** Opening Information block **
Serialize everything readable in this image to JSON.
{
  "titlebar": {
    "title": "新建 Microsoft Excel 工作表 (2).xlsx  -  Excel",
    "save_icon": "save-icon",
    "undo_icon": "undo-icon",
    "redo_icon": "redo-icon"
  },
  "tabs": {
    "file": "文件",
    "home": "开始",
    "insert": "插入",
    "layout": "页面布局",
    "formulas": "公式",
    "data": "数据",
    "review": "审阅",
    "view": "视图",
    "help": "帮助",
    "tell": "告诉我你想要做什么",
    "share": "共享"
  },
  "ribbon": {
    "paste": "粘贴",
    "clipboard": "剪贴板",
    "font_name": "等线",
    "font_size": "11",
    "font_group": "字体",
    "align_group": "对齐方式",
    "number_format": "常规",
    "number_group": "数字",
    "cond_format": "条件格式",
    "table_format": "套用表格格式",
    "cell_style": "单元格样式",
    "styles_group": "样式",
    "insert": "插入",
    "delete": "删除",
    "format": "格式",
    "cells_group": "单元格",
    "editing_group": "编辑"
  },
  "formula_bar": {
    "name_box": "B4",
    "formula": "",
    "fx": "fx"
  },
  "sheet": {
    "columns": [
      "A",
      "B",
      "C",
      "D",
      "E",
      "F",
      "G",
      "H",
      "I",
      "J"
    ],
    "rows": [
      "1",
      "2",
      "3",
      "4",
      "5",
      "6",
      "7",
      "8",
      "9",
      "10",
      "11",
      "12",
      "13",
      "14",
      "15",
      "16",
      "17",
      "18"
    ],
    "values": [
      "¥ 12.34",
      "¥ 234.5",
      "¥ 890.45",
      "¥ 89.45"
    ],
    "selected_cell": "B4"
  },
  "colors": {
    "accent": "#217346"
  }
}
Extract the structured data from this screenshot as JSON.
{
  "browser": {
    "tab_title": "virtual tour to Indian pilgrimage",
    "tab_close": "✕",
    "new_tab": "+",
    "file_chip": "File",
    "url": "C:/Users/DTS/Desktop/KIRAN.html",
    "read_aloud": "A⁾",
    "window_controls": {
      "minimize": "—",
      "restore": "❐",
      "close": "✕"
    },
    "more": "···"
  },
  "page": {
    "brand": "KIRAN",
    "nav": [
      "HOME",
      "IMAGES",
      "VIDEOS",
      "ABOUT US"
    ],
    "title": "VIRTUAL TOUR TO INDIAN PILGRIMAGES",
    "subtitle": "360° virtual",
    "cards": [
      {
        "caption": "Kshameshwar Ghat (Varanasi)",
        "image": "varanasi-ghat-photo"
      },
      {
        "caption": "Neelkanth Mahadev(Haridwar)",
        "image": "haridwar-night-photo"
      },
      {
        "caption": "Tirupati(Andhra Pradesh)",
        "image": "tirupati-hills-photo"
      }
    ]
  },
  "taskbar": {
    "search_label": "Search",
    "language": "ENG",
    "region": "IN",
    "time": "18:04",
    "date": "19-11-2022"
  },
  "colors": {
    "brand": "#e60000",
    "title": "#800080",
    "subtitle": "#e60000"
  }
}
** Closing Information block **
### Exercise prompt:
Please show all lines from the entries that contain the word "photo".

### Task solution:
        "image": "varanasi-ghat-photo"
        "image": "haridwar-night-photo"
        "image": "tirupati-hills-photo"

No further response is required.